» **PROMPT**: In the listing below, count the lines containing the string "JSON" and state only the number.

» **PROVIDED DATA**:
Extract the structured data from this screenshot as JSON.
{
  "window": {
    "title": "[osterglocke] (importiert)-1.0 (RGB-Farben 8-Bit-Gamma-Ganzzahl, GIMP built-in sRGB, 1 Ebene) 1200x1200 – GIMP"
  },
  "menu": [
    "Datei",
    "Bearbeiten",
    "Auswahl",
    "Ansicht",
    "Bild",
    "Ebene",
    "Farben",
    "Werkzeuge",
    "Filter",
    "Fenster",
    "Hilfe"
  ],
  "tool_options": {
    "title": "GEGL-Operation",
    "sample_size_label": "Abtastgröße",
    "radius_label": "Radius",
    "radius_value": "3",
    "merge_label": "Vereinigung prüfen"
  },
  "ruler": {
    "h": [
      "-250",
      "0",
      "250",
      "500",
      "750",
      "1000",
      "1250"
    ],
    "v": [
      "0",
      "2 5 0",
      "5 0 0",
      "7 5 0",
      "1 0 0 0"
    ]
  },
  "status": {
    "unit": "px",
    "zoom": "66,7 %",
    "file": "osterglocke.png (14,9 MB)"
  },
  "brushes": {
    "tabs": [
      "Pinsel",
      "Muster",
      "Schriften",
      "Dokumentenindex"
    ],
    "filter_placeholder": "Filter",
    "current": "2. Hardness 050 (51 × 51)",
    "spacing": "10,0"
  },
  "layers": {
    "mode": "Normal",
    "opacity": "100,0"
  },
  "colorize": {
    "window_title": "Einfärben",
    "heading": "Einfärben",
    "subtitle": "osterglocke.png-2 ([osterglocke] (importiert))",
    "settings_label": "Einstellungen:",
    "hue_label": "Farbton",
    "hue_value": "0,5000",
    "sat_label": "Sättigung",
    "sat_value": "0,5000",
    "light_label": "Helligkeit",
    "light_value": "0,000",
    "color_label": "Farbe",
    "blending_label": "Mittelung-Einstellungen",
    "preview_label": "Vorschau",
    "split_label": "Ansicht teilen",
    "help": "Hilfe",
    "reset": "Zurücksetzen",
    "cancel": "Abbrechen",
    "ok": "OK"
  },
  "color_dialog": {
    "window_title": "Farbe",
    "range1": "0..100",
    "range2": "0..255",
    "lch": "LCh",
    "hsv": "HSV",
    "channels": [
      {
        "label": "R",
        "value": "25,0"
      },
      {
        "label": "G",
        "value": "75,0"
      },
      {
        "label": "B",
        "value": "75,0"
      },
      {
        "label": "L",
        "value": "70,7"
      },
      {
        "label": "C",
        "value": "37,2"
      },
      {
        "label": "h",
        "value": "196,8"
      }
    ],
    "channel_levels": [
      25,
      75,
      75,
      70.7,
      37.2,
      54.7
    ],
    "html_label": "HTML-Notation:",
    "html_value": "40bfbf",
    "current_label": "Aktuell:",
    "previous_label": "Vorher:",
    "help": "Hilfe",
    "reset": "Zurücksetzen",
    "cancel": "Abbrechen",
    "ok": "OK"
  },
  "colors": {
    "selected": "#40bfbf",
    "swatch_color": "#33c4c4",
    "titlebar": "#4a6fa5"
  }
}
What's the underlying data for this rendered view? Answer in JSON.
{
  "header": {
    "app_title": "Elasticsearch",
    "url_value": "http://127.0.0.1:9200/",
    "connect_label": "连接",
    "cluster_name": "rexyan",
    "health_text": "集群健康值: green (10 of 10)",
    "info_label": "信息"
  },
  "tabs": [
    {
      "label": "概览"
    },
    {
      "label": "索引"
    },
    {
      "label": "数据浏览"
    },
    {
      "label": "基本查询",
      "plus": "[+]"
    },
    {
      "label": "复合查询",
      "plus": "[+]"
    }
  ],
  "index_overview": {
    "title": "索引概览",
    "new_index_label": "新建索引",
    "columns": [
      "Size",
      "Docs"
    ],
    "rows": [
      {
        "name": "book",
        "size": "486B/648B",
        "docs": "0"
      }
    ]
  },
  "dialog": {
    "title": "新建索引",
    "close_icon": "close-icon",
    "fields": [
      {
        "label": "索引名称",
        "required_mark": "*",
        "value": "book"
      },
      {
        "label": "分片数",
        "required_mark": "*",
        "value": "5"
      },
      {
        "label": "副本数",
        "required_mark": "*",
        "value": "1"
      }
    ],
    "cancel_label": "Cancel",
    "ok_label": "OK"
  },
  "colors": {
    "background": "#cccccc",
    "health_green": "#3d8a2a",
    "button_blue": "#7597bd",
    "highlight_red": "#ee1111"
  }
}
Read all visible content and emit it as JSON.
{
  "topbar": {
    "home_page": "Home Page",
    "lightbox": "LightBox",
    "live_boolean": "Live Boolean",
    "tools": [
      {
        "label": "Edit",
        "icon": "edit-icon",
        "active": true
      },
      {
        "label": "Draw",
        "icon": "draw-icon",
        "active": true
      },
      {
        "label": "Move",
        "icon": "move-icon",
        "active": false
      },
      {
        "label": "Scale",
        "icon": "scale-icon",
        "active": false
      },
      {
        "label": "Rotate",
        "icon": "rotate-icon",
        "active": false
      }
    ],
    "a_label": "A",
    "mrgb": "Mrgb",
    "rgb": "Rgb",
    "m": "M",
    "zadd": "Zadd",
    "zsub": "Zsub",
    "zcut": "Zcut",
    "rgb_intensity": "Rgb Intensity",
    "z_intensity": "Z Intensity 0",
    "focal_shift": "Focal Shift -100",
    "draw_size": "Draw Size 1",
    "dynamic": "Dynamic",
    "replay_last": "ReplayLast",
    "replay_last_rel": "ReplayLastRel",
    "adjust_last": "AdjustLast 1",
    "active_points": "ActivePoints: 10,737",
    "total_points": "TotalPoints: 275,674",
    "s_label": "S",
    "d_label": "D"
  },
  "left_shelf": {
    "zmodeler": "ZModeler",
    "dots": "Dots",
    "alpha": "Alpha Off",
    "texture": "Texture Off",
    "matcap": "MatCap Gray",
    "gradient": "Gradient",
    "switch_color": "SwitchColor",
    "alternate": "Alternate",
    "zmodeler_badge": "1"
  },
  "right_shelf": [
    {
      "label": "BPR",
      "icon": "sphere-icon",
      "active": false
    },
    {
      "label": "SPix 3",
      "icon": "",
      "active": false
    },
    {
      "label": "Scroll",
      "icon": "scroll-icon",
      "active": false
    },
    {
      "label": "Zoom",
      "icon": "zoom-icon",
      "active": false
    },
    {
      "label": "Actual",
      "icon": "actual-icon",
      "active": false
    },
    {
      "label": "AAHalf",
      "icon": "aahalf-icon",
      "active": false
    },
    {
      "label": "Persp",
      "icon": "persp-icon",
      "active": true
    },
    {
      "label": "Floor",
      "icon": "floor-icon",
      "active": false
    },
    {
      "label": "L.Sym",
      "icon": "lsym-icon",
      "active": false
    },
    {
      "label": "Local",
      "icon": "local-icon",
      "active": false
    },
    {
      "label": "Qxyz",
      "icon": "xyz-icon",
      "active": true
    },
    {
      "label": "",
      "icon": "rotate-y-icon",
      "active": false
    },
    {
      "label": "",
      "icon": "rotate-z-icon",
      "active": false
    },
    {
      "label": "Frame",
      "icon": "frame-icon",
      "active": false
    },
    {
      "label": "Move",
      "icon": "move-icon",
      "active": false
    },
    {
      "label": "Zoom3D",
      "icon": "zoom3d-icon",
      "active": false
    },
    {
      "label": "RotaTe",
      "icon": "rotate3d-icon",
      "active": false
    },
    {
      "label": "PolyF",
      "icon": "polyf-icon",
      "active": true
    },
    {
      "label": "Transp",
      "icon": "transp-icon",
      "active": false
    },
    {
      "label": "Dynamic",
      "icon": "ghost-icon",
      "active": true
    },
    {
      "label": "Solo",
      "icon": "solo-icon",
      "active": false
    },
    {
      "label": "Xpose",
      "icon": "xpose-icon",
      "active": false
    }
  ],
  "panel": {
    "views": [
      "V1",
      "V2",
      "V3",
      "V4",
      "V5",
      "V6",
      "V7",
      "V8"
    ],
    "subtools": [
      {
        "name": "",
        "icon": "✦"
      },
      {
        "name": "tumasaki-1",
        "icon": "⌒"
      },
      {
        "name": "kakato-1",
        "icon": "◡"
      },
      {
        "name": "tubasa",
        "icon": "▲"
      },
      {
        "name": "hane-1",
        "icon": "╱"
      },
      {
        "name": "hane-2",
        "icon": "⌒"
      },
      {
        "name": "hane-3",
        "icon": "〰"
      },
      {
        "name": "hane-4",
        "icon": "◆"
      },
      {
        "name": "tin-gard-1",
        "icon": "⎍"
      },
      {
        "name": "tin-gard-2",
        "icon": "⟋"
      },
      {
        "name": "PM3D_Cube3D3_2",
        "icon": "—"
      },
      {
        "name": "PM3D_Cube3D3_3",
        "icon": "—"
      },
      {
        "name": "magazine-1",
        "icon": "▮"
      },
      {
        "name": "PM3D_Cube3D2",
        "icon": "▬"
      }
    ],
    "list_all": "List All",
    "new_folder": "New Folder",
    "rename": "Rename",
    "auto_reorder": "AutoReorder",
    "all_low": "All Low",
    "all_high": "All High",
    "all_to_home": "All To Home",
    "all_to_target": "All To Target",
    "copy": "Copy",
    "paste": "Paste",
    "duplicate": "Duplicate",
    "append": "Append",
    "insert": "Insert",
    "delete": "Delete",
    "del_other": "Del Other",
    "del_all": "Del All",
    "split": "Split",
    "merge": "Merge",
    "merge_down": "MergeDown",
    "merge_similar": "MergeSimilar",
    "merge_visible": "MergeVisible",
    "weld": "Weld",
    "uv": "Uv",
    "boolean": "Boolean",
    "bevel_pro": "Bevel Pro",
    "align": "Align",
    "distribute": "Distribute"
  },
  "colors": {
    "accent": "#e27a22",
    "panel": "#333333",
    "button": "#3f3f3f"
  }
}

» **ANSWER TO THIS TASK**: 3